Bill Belichick, the Patriots coach known for gruff answers to reporters’ questions, said on a radio show that “Travis Kelce’s had a lot of big catches in his career — this would be the biggest.” The star Cowboys defender Micah Parsons posted on X, formerly known as Twitter, that one woman “can change your life!!!”
Celebrity relationships in the N.F.L. are not new, but they are normally reserved for star quarterbacks who touch the ball every play. Russell Wilson married the singer Ciara in 2016; Tom Brady, who won seven Super Bowls, spent 16 years with the model Gisele Bündchen before they divorced last year.
It is rarer, but not impossible, for a tight end to drive the national conversation. But Kelce, propelled by his stylish outfits, trimmed beard and haircut and his charismatic personality, has emerged as one of the N.F.L.’s most marketable stars. Before Swift, his fame had crescendoed because of a candid podcast he hosts with his brother, Jason, the center for the Philadelphia Eagles. (Their relationship was a popular topic before last season’s Super Bowl, in which the Chiefs narrowly defeated the Eagles.)

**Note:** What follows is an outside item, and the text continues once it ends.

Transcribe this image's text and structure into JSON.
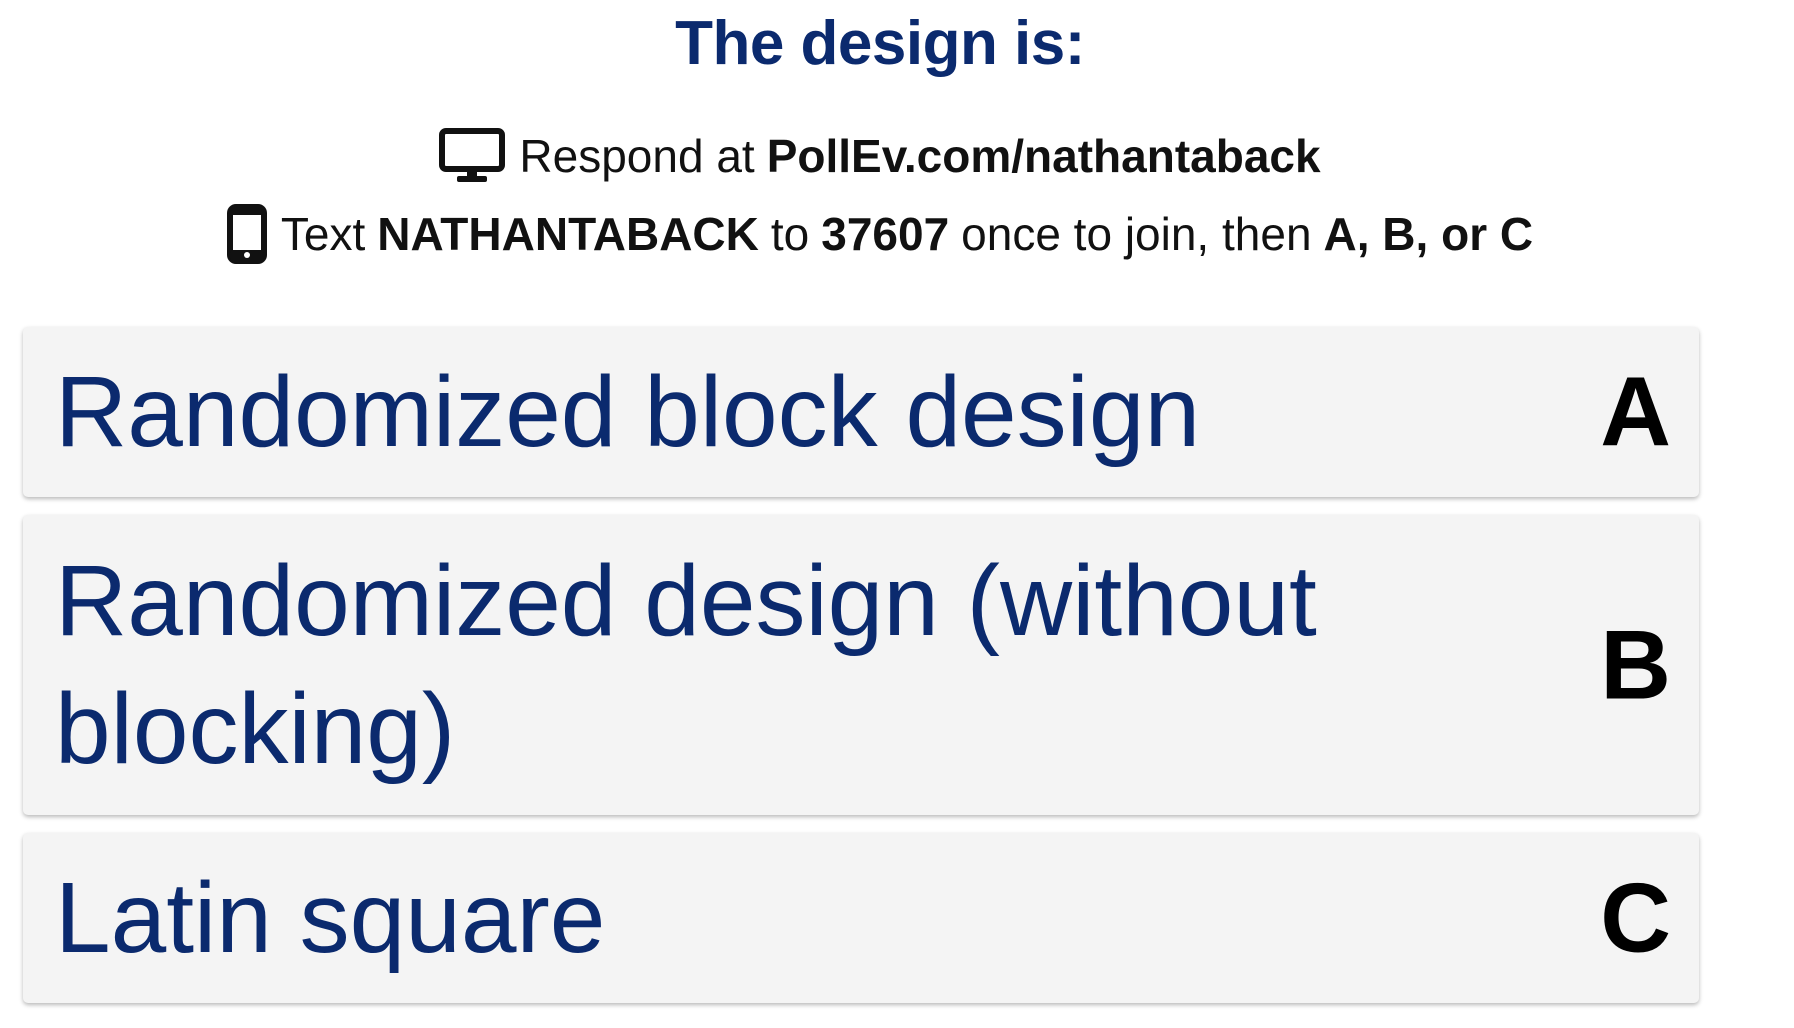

On their weekly podcast, “New Heights,” the Kelces discuss their lives as professional athletes and speak with high-profile guests like Chiefs quarterback Patrick Mahomes and N.F.L. Commissioner Roger Goodell. It was also where the Kelce-Swift story line began.
In July, Travis Kelce said on his podcast that he had wanted to give Swift a friendship bracelet during her concert tour stop in Kansas City, but that she had declined to meet him in order to save her voice. Last week, amid rumors that the celebrities were dating, Kelce confirmed in an ESPN interview only that he had invited Swift to a game.
“I told her that, ‘I’ve seen you rock the stage in Arrowhead. You might have to come see me rock the stage in Arrowhead, and see which one’s a little more lit,’” Kelce said.
Whatever happens with Kelce and Swift, the attention could be benefiting them both.
Her concert movie, “Taylor Swift: The Eras Tour,” releases next month, and he is already pursuing a career outside sports. He told The Los Angeles Times this summer that he considered Peyton Manning, the Hall of Fame quarterback and founder of the content company Omaha Productions, a mentor, and he recently signed with the powerful media conglomerate Creative Arts Agency.